Kaplan-Meier survival curves over the 14-day observation interval confirmed enhanced survival of animals immunized by TCI with 20 μg and 0.2 μg of rPA compared to the animals immunized i.m. with 20 μg of alum-adsorbed rPA (Fig. (Fig.3A,3A, ,3B,3B, and and3E).3E). The data therefore demonstrate that immunization by TCI significantly enhanced the survival rate compared to the alum-adsorbed i.m. injection procedure. To test the relationship between neutralizing antibodies and survival, we grouped the data from all of the toxin-neutralizing antibodies together for statistical analysis. Binary logistic regression is used when the dependent, survival in our case, is a dichotomy and the independents, neutralization titer in this case, are of any type. Logistic regression estimates the probability of a certain event occurring.

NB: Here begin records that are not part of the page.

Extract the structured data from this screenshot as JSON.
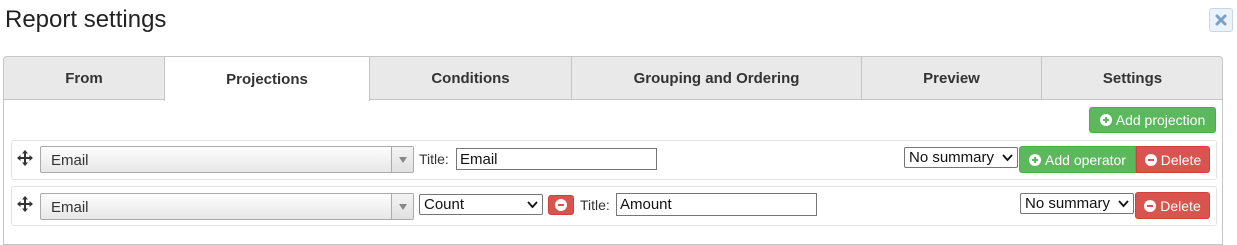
{
  "dialog": {
    "title": "Report settings"
  },
  "tabs": [
    {
      "label": "From"
    },
    {
      "label": "Projections",
      "active": true
    },
    {
      "label": "Conditions"
    },
    {
      "label": "Grouping and Ordering"
    },
    {
      "label": "Preview"
    },
    {
      "label": "Settings"
    }
  ],
  "toolbar": {
    "add_projection_label": "Add projection"
  },
  "projections": [
    {
      "field": "Email",
      "title_label": "Title:",
      "title_value": "Email",
      "summary": "No summary",
      "add_operator_label": "Add operator",
      "delete_label": "Delete"
    },
    {
      "field": "Email",
      "operator": "Count",
      "title_label": "Title:",
      "title_value": "Amount",
      "summary": "No summary",
      "delete_label": "Delete"
    }
  ],
  "colors": {
    "green": "#5cb85c",
    "red": "#d9534f",
    "tab_bg": "#e9e9e9"
  }
}
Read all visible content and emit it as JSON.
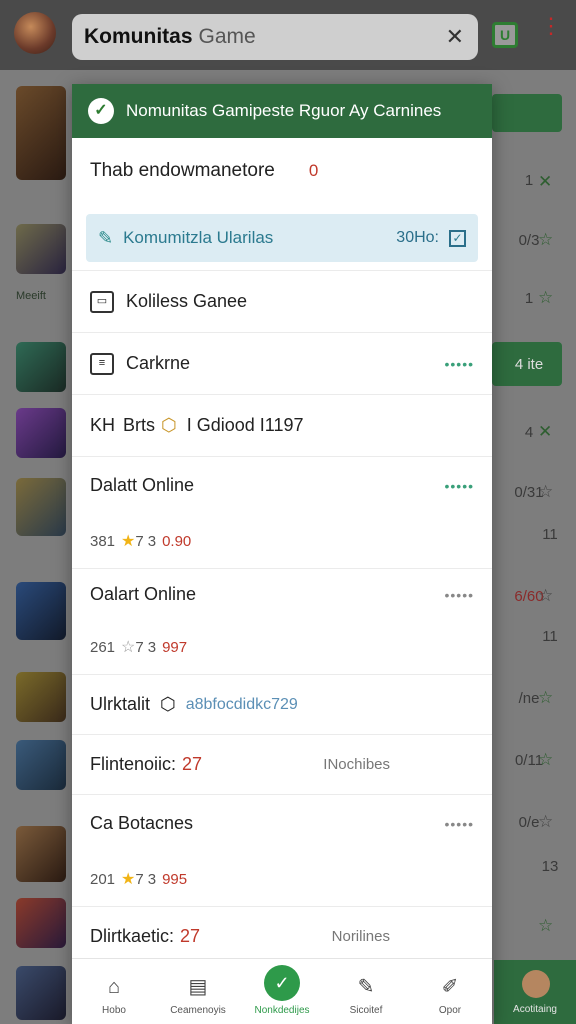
{
  "topbar": {
    "search_query": "Komunitas",
    "search_suffix": "Game"
  },
  "background": {
    "label": "Meeift",
    "rows": [
      {
        "right": "1",
        "t": 170
      },
      {
        "right": "0/3",
        "t": 230
      },
      {
        "right": "1",
        "t": 290
      },
      {
        "right": "4 ite",
        "t": 356
      },
      {
        "right": "4",
        "t": 424
      },
      {
        "right": "0/31",
        "t": 484
      },
      {
        "right": "11",
        "t": 526
      },
      {
        "right": "6/60",
        "t": 588
      },
      {
        "right": "11",
        "t": 628
      },
      {
        "right": "/ne",
        "t": 690
      },
      {
        "right": "0/11",
        "t": 752
      },
      {
        "right": "0/e",
        "t": 814
      },
      {
        "right": "13",
        "t": 858
      },
      {
        "right": "",
        "t": 918
      }
    ],
    "bottom_label": "Acotitaing"
  },
  "dialog": {
    "header_title": "Nomunitas Gamipeste Rguor Ay Carnines",
    "subtitle": "Thab endowmanetore",
    "subtitle_badge": "0",
    "highlight": {
      "text": "Komumitzla Ularilas",
      "right": "30Ho:"
    },
    "items": {
      "item1": "Koliless Ganee",
      "item2": "Carkrne",
      "item3_a": "KH",
      "item3_b": "Brts",
      "item3_c": "I Gdiood I1197",
      "item4": "Dalatt Online",
      "item4_stats": {
        "a": "381",
        "b": "7",
        "c": "3",
        "d": "0.90"
      },
      "item5": "Oalart Online",
      "item5_stats": {
        "a": "261",
        "b": "7",
        "c": "3",
        "d": "997"
      },
      "item6": "Ulrktalit",
      "item6_link": "a8bfocdidkc729",
      "item7": "Flintenoiic:",
      "item7_num": "27",
      "item7_mid": "INochibes",
      "item8": "Ca Botacnes",
      "item8_stats": {
        "a": "201",
        "b": "7",
        "c": "3",
        "d": "995"
      },
      "item9": "Dlirtkaetic:",
      "item9_num": "27",
      "item9_mid": "Norilines"
    },
    "tabs": [
      {
        "label": "Hobo",
        "icon": "home-icon"
      },
      {
        "label": "Ceamenoyis",
        "icon": "document-icon"
      },
      {
        "label": "Nonkdedijes",
        "icon": "check-icon"
      },
      {
        "label": "Sicoitef",
        "icon": "edit-icon"
      },
      {
        "label": "Opor",
        "icon": "edit-square-icon"
      }
    ]
  },
  "colors": {
    "header_green": "#2e6b3e",
    "accent_green": "#2e9a4a",
    "highlight_bg": "#dcecf3",
    "red": "#c0392b"
  }
}
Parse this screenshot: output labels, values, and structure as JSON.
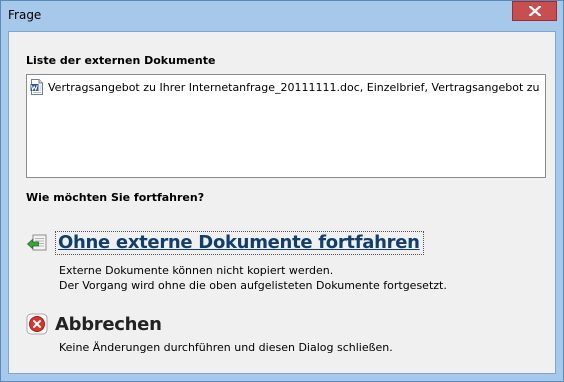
{
  "window": {
    "title": "Frage"
  },
  "documents": {
    "label": "Liste der externen Dokumente",
    "items": [
      {
        "text": "Vertragsangebot zu Ihrer Internetanfrage_20111111.doc, Einzelbrief, Vertragsangebot zu Ihrer ...",
        "icon": "word-document-icon"
      }
    ]
  },
  "question": {
    "label": "Wie möchten Sie fortfahren?"
  },
  "options": [
    {
      "title": "Ohne externe Dokumente fortfahren",
      "icon": "continue-arrow-icon",
      "lines": [
        "Externe Dokumente können nicht kopiert werden.",
        "Der Vorgang wird ohne die oben aufgelisteten Dokumente fortgesetzt."
      ]
    },
    {
      "title": "Abbrechen",
      "icon": "cancel-x-icon",
      "lines": [
        "Keine Änderungen durchführen und diesen Dialog schließen."
      ]
    }
  ],
  "colors": {
    "title_bar": "#a6c8ea",
    "close_button": "#c74f4f",
    "link_text": "#123e6e",
    "cancel_icon": "#d9342b"
  }
}
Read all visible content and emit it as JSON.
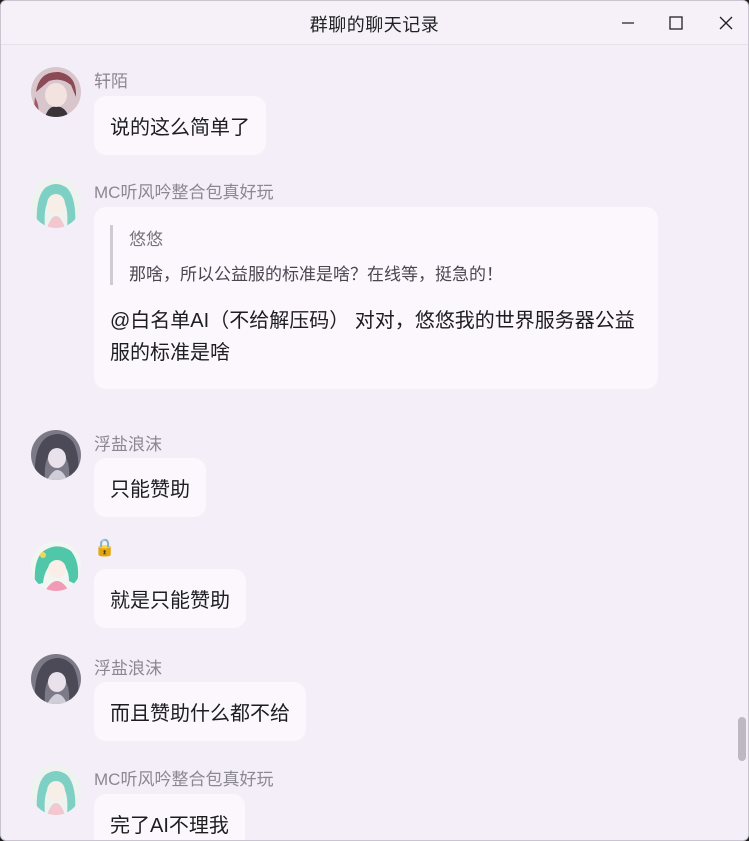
{
  "window": {
    "title": "群聊的聊天记录",
    "controls": {
      "minimize": "minimize-icon",
      "maximize": "maximize-icon",
      "close": "close-icon"
    }
  },
  "messages": [
    {
      "sender": "轩陌",
      "text": "说的这么简单了",
      "avatar": "avatar-pink-hair"
    },
    {
      "sender": "MC听风吟整合包真好玩",
      "avatar": "avatar-teal-hair",
      "quote": {
        "sender": "悠悠",
        "text": "那啥，所以公益服的标准是啥？在线等，挺急的！"
      },
      "text": "@白名单AI（不给解压码） 对对，悠悠我的世界服务器公益服的标准是啥"
    },
    {
      "sender": "浮盐浪沫",
      "text": "只能赞助",
      "avatar": "avatar-gray-hair"
    },
    {
      "sender": "🔒",
      "text": "就是只能赞助",
      "avatar": "avatar-green-hair"
    },
    {
      "sender": "浮盐浪沫",
      "text": "而且赞助什么都不给",
      "avatar": "avatar-gray-hair"
    },
    {
      "sender": "MC听风吟整合包真好玩",
      "text": "完了AI不理我",
      "avatar": "avatar-teal-hair"
    }
  ],
  "colors": {
    "background": "#f3eef7",
    "bubble": "#fbf7fd",
    "name": "#8c8891"
  }
}
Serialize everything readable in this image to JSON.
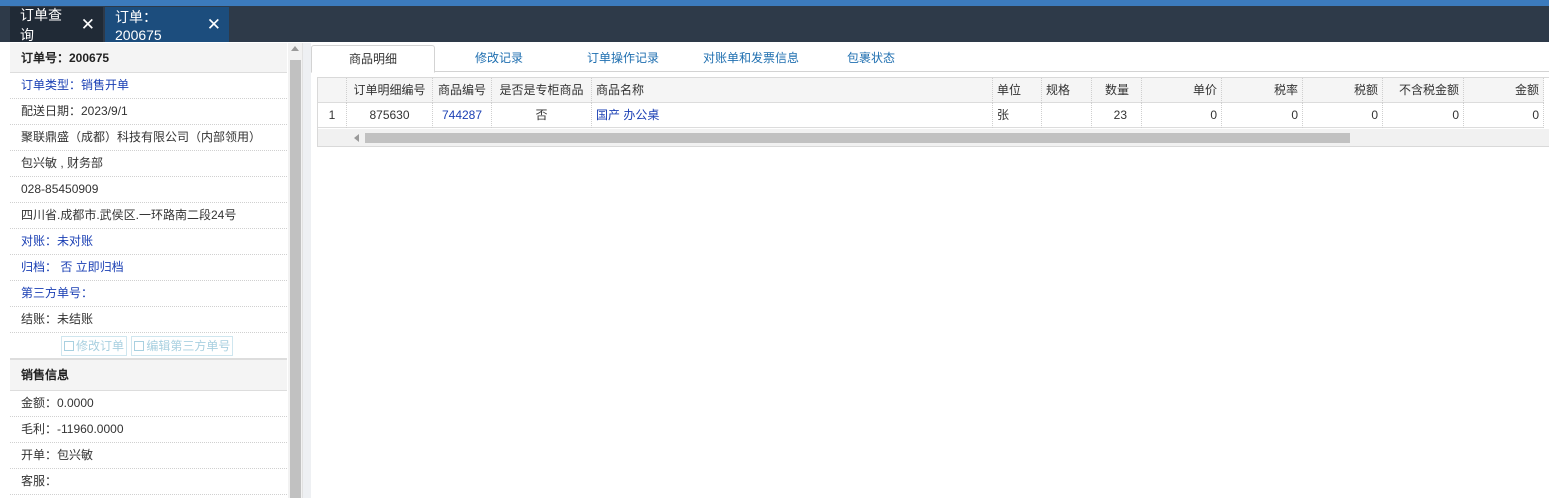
{
  "top_tabs": [
    {
      "label": "订单查询",
      "close": "✕"
    },
    {
      "label": "订单：200675",
      "close": "✕"
    }
  ],
  "order_info": {
    "order_no": "订单号：200675",
    "order_type": "订单类型：销售开单",
    "delivery_date": "配送日期：2023/9/1",
    "company": "聚联鼎盛（成都）科技有限公司（内部领用）",
    "contact": "包兴敏 , 财务部",
    "phone": "028-85450909",
    "address": "四川省.成都市.武侯区.一环路南二段24号",
    "reconcile": "对账：未对账",
    "archive": "归档： 否 立即归档",
    "third_party": "第三方单号：",
    "settle": "结账：未结账",
    "edit_order_btn": "修改订单",
    "edit_third_btn": "编辑第三方单号"
  },
  "sales_info": {
    "title": "销售信息",
    "amount": "金额：0.0000",
    "gross_profit": "毛利：-11960.0000",
    "issuer": "开单：包兴敏",
    "service": "客服："
  },
  "sub_tabs": [
    "商品明细",
    "修改记录",
    "订单操作记录",
    "对账单和发票信息",
    "包裹状态"
  ],
  "grid": {
    "columns": [
      "",
      "订单明细编号",
      "商品编号",
      "是否是专柜商品",
      "商品名称",
      "单位",
      "规格",
      "数量",
      "单价",
      "税率",
      "税额",
      "不含税金额",
      "金额"
    ],
    "rows": [
      [
        "1",
        "875630",
        "744287",
        "否",
        "国产 办公桌",
        "张",
        "",
        "23",
        "0",
        "0",
        "0",
        "0",
        "0"
      ]
    ]
  },
  "colors": {
    "top_strip": "#3c7bbd",
    "tab_bar": "#2e3a49",
    "active_tab": "#1c4d7d",
    "link": "#1a3fb4"
  }
}
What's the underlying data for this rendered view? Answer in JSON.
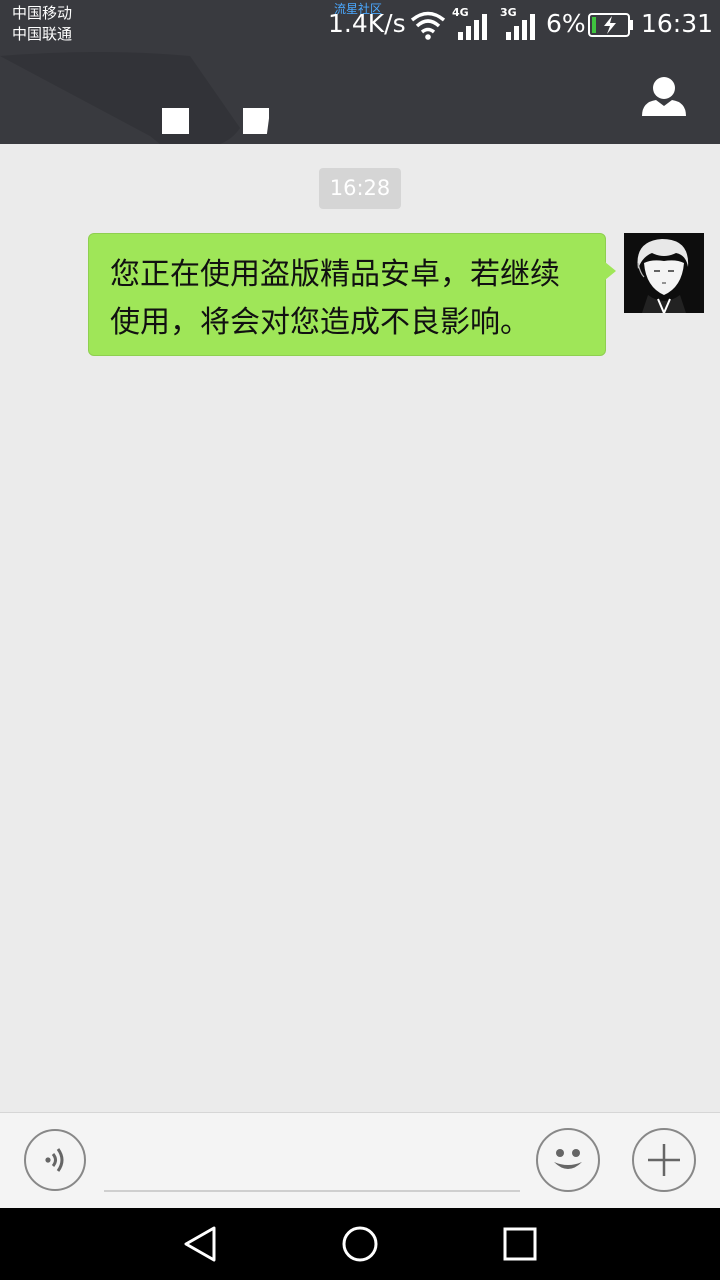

The toxin-neutralizing antibody data were grouped in ascending order into equal quartiles of 14 animals each, based on neutralizing antibody titers. ED50 titers were then compared with the 14-day survival data in each quartile. The values were used in a binary logistic regression analysis to determine the estimated survival probability. The mathematical model derived from this analysis is shown in Fig. Fig.4.4. A highly significant probability relationship existed between the ED50 titers and survival (P = 0.003). Based on the probability relationship, it is predicted that an ED50 of >75,000 is required for >90% probability of survival after challenge with a dose of 10 50% lethal doses of Ames strain spores. In view of the striking correlation between neutralizing antibodies and survival after challenge, we believe that the neutralizing antibodies were the predominant immunological mechanism related to survival in this study. We conclude therefore that the neutralizing antibody titer is a highly significant predictor of survival from challenge with Ames strain spores in mice immunized transcutaneously with PA-based vaccines. This observation is compatible with similar findings in a rabbit model (7). We further conclude that TCI induces significant elevation of neutralizing antibodies to rPA and enhanced survival to challenge with virulent Ames strain spores, thus highlighting the potential benefits of skin immunization (6, 9, 10).
We thank Elaine Morrison for expert technical assistance with the animal procedures.
This work was partially supported by NIAID grant 1-U01A1056443-01 from the National Institutes of Health.
The views expressed in this article are those of the authors and do not reflect the official policy of the Department of the Army, the Department of Defense, or the U.S. government.
The research was conducted in compliance with the Animal Welfare Act and other federal statutes and regulations relating to animals and experiments involving animals and adheres to principles stated in the Guide for the Care and Use of Laboratory Animals, NRC publication, 1996 edition. The investigators used facilities fully accredited by the Association for Assessment and Accreditation of Laboratory Animal Care, International. All animal experimentation was approved by the Walter Reed Army Institute of Research Animal Safety Committee.
Editor: A. D. O'Brien